• **Your objective**
Across the records, count every line that includes "source" and give the number by itself.

Data extracted from a collection

Start of Block

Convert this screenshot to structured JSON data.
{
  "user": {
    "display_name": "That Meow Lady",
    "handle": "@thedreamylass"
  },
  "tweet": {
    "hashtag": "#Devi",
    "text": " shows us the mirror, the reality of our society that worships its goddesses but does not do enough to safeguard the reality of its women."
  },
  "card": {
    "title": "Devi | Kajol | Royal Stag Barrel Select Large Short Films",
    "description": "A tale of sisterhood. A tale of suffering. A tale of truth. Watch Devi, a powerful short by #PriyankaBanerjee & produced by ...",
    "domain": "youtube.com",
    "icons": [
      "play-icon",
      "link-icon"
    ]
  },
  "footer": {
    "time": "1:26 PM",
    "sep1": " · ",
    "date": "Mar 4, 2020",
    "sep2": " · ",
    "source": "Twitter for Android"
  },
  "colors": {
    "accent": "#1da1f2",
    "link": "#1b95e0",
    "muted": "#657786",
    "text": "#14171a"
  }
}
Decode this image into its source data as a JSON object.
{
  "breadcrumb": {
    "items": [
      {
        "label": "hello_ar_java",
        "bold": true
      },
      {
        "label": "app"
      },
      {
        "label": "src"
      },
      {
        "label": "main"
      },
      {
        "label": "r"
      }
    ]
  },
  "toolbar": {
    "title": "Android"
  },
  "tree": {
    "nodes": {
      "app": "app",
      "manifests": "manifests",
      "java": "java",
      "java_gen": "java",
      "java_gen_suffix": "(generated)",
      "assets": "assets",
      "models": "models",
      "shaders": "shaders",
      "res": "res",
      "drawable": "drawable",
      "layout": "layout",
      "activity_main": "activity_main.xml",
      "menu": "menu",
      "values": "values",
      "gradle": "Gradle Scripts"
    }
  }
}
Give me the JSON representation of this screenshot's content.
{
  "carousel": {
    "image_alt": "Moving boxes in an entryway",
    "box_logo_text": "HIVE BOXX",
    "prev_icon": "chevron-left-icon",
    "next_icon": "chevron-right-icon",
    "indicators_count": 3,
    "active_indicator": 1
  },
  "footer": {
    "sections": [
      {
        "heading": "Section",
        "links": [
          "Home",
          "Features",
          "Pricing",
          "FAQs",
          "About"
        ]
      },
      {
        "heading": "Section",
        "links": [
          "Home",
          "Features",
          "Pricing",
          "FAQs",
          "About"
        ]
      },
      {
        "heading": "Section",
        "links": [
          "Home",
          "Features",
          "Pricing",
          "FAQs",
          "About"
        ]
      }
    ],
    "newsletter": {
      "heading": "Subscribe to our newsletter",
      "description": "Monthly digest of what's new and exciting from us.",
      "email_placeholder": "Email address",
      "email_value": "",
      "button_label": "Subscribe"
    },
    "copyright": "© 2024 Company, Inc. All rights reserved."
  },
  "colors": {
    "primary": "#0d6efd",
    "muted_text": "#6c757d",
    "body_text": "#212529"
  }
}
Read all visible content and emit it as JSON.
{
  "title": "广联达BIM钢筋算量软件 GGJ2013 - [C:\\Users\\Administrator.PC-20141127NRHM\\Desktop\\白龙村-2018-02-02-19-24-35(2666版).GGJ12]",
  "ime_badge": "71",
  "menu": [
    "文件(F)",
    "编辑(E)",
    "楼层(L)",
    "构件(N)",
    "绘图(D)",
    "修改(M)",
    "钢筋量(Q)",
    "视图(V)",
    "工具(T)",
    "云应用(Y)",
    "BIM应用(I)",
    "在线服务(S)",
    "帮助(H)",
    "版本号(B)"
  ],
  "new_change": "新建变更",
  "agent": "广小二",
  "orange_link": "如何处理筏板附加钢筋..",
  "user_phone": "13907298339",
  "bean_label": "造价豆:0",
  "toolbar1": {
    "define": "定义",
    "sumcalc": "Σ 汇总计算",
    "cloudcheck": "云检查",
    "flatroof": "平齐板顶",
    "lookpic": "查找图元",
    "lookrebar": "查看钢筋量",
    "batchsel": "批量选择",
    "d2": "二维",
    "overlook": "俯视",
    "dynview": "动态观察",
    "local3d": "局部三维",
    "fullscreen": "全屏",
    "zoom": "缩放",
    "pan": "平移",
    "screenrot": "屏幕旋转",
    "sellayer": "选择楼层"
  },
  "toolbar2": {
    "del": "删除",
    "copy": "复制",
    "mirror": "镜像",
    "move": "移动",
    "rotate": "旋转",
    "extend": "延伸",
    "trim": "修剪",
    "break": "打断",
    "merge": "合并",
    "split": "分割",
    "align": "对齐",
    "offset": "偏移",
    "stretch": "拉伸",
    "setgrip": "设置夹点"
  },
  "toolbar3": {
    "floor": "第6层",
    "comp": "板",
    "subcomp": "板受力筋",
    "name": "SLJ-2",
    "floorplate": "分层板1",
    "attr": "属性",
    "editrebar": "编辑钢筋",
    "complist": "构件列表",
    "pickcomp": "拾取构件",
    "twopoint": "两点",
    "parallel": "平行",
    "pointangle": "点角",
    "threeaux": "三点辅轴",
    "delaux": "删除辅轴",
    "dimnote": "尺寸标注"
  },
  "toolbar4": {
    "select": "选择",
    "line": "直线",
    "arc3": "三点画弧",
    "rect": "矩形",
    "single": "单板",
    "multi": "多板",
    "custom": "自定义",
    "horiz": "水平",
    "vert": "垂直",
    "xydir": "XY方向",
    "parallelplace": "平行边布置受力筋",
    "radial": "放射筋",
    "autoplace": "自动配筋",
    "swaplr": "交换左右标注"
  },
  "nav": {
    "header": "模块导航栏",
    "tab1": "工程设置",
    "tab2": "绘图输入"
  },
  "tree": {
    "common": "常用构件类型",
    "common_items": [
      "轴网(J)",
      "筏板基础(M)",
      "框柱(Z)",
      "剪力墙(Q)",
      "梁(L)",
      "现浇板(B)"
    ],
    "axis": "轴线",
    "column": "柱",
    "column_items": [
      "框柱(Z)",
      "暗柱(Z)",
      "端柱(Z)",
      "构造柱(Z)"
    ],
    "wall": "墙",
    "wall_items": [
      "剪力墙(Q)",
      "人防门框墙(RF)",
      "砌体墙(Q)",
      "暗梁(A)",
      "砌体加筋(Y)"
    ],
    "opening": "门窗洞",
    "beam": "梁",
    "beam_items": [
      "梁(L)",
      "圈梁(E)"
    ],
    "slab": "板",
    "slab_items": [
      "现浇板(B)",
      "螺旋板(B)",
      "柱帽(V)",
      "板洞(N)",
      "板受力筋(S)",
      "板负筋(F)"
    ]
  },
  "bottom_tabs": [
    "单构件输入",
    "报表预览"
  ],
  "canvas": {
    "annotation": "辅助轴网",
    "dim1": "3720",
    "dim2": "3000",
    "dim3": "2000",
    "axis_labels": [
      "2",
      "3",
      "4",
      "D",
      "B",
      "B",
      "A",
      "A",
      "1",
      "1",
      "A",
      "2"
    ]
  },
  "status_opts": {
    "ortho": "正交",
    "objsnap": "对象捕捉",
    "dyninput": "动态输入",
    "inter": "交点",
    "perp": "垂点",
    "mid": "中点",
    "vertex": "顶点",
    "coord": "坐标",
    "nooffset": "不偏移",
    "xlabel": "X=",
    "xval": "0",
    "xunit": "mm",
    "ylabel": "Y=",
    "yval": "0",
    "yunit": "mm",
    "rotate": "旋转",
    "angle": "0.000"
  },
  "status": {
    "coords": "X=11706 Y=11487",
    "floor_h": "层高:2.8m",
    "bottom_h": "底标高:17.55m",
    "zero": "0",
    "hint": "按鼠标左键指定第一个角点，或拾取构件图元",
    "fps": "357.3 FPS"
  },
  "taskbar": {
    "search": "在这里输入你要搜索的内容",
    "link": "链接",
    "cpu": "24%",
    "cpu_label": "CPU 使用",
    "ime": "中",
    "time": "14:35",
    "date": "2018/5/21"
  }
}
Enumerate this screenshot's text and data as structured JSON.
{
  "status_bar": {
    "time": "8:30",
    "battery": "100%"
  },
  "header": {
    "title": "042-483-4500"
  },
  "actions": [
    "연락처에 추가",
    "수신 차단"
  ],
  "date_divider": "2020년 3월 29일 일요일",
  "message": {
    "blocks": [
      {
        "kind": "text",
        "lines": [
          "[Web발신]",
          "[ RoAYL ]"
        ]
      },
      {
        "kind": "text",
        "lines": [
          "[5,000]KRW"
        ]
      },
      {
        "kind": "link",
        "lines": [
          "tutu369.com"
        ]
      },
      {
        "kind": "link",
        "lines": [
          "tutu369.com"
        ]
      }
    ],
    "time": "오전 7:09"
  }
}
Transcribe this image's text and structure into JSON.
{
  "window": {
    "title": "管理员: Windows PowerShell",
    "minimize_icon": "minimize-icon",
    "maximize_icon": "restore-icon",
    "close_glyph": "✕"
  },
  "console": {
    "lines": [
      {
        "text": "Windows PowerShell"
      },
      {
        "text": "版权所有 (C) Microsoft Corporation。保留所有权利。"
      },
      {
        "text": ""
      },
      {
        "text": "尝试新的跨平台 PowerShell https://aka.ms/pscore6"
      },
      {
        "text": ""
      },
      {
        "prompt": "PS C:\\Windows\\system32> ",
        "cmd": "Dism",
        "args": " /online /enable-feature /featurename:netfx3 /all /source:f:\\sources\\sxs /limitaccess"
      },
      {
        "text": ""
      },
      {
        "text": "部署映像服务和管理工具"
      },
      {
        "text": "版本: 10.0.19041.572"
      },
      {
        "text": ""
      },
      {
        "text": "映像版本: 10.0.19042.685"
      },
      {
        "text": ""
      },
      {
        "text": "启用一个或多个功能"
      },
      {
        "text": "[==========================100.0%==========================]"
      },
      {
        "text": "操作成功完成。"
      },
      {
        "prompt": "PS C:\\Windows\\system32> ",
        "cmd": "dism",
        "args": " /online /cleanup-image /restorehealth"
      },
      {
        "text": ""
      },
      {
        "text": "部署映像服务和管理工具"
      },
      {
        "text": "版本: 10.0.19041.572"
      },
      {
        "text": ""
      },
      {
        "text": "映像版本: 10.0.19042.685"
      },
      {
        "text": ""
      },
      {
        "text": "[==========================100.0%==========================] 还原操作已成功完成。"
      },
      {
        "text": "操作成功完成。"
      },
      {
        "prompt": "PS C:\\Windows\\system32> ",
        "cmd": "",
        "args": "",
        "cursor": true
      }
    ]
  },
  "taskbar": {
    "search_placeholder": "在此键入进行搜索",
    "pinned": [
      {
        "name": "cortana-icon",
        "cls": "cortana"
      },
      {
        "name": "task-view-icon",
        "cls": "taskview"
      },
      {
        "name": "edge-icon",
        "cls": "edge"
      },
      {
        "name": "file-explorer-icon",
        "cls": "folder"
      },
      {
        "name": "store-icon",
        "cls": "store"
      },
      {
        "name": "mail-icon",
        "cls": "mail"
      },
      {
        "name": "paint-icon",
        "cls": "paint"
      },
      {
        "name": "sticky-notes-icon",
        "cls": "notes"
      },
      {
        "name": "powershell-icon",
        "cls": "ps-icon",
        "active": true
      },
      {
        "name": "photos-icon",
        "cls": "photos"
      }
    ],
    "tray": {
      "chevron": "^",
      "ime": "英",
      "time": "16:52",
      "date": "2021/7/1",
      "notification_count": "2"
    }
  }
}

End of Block

• **Response to the task**
3